Treatment of prostatitis depends on the type with which you are diagnosed:
Acute bacterial prostatitis:
- Medication: Typically this infection can be treated with antibiotics, pain, and fever medicines, as well as stool softeners, fluids, and rest. If you are unable to urinate or need to take antibiotics intravenously, you may be admitted to the hospital. Treatment will last two to six weeks.
Chronic bacterial prostatitis:
- Medication: Chronic prostatitis will require antibiotics for a longer period of time, usually six to 12 weeks. Sometimes low-dose antibiotics are prescribed long term.
- Surgical treatment: Sometimes the physician will recommend the surgical removal part of the prostate to correct blockage of the urine flow.
Chronic non-bacterial prostatitis/chronic pelvic pain syndrome:
- Medication: The physician may prescribe alpha blockers like tamsulosin, which relax the muscle tissue in the prostate and reduce difficulties urinating. Physicians may also prescribe medications that reduce prostate size, such as finesteride. Anti-inflammatory medicines may also help.

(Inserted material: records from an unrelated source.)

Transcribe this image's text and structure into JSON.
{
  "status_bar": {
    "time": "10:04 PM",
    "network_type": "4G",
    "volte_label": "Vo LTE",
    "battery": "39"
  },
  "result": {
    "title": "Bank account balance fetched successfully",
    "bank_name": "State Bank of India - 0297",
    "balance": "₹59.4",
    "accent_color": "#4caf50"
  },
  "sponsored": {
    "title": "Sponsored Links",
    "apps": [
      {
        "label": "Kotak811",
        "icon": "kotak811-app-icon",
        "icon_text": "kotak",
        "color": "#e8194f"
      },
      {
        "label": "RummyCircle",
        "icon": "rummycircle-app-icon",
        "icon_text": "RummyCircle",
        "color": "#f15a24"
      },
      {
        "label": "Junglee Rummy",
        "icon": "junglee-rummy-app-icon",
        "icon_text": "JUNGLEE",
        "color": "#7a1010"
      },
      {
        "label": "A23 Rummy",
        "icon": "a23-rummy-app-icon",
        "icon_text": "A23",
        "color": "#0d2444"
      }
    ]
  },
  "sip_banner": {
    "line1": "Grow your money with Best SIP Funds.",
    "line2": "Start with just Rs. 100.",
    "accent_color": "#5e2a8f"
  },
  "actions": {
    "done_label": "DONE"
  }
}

- Lifestyle changes: Avoid spicy foods, caffeinated, or carbonated drinks or acidic foods that contain vitamin C. Heat (soaking in a warm bath), regular exercise, and stress reduction may also help.